Have you ever seen those people who seem to live from crisis to crisis? Always the victim, and seeming to thrive on the attention they receive from the chaos that swarms around them like a tornado. Today I want to focus on what we can do when we encounter these people (for my theory of why they are the way they are see: https://400daystil40.wordpress.com/2012/01/24/394-days-til-40/ )
The hardest part of dealing with these crisis creators or crisis addicts is to NOT get hooked. Once you allow yourself to be pulled in, you are stepping onto the roller coaster ride that is likely to be long and nausea-inducing. Once I had an employee who fit this crisis crazed description. Always the victim, always wronged, always forgotten, etc. This individual came to me full of emotion with a laundry list of issues, each one carefully cataloged and tracked in their mind.
The first thing I noted was how many of these issues were not based in reality. When people are chaos lovers it seems that the facts need to be changed in order to fuel the crisis and chaos. The interesting thing is, the minute their version of reality has been redefined, they believe it – they TRULY believe it.
So how does one distance themselves and not get hooked? I believe the first step is to understand that if the person in question is someone who thrives on crisis situations, they are not healthy. When you understand they are not healthy, you start to see that getting involved will probably not change the situation.
The next step is to remind yourself that you are not in the company of a rational person. This helped me incredibly with my employee. If I could tell myself not to get hooked because my chaos driven employee was not mentally stable it changed my levels of patience and tolerance. I could let my employee project all sorts of verbal vomit without any emotional reaction because I was able to contextualize the situation. I clearly understood that the chaos was about the employee and NOT about me, and then could conclude it was not worth the loss of even an ounce of my energy.
By determining that the person and their crisis was not worth my energy, it allowed me to fully disconnect and leave the emotional stress and connection behind. It was freeing to realize that the person had their issues and that it was okay to let them hold on to their issues without my choosing to embrace their issues and chaos as mine.

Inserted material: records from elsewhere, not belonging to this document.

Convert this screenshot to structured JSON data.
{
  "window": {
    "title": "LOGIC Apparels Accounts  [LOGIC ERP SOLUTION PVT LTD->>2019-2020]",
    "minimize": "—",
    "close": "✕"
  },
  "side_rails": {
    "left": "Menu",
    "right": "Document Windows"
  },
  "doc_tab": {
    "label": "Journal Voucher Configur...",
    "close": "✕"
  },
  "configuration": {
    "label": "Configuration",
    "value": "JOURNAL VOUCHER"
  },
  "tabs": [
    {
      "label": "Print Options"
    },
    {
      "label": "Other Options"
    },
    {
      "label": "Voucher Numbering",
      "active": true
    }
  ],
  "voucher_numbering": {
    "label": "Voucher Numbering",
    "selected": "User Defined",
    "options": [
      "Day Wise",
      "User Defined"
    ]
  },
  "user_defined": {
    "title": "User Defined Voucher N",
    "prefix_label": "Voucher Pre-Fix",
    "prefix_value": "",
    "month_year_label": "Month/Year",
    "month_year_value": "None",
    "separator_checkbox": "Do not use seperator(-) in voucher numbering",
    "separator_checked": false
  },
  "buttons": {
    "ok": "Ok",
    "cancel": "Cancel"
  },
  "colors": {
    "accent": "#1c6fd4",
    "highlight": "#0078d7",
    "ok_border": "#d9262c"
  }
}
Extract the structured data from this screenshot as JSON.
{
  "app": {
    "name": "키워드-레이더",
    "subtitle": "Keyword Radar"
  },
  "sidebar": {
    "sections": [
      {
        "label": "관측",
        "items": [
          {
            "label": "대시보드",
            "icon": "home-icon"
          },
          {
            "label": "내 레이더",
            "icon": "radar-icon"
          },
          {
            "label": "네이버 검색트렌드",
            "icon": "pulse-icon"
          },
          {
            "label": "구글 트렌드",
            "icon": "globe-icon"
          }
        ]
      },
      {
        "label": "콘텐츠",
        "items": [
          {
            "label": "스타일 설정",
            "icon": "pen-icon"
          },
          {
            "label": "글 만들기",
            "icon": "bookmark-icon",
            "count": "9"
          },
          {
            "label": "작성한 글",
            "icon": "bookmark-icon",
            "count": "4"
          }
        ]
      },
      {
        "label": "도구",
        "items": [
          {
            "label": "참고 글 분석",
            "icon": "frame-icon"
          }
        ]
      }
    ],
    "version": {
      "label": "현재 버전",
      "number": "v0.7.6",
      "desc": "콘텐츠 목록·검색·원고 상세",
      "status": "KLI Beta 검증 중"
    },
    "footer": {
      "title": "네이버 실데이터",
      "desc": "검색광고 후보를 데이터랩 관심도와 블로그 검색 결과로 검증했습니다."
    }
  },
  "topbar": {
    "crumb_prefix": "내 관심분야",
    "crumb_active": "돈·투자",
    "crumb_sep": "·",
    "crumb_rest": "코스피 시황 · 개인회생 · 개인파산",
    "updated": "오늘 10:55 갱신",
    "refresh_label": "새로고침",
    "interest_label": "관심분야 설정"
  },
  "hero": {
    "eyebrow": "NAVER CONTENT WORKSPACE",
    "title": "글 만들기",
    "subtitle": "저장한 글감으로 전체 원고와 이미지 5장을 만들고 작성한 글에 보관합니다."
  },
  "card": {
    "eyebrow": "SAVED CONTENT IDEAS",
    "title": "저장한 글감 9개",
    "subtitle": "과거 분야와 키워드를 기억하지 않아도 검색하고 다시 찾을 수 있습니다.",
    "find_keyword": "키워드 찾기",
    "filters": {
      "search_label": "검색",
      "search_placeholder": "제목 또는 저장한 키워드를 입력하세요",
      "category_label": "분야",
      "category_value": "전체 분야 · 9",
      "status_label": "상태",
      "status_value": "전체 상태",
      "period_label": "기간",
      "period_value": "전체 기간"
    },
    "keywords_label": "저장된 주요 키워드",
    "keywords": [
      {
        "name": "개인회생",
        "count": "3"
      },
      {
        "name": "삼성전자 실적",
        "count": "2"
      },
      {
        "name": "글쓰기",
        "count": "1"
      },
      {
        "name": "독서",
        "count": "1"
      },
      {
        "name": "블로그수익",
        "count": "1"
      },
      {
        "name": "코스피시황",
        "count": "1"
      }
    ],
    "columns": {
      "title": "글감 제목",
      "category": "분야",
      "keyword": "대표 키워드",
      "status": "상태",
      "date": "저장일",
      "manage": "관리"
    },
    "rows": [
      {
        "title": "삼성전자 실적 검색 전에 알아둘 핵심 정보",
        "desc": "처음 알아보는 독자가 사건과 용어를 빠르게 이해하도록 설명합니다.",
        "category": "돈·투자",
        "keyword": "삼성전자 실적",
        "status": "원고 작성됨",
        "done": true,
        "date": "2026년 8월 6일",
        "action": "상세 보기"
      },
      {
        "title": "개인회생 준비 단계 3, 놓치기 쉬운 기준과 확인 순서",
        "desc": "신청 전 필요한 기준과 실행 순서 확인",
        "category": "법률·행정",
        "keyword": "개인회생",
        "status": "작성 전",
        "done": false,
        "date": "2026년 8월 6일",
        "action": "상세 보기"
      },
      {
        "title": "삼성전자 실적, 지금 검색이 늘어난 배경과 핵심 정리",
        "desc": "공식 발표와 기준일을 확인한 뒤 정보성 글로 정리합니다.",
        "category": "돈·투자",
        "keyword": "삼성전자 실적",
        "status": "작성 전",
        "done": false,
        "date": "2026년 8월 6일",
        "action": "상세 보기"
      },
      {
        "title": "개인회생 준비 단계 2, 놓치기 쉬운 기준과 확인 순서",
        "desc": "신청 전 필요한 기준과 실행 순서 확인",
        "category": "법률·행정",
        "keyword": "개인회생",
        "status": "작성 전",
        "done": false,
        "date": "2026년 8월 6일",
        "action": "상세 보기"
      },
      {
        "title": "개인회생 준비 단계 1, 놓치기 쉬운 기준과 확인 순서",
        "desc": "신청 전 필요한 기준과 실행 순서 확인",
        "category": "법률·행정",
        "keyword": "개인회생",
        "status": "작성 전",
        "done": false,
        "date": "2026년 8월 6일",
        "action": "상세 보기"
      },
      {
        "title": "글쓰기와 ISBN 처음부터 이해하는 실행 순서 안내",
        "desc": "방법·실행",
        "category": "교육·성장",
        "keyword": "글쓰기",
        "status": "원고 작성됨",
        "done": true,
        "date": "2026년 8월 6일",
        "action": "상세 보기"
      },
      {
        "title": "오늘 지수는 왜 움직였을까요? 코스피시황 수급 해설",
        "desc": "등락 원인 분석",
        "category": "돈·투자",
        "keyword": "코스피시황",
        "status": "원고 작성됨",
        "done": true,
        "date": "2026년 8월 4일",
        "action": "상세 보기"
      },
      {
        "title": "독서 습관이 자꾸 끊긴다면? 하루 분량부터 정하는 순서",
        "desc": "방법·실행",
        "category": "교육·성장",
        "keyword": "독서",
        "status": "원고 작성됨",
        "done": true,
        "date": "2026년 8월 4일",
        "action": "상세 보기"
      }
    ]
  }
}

I often tell the teachers at our site not to get emotionally hooked with chaotic teachers, parents, or students, to keep focused and understand that human nature is to complain, twist stories, etc. When people approach you with heightened emotions, who yell and scream and are full of anger step back and understand that it is okay to not engage (emotionally or physically) with these chaotic people. When you do not engage, the people back off as they will look for someone else who is willing to feed into the chaos that makes them thrive.
Calm down, do not take it personally, take a deep breath and know – you do not have to allow chaos into your life. It is okay be distant and give yourself permission to gently walk away.
March 1, 2012 at 11:49
Hello. fantastic job. I did not imagine this. This is a excellent story. Thanks!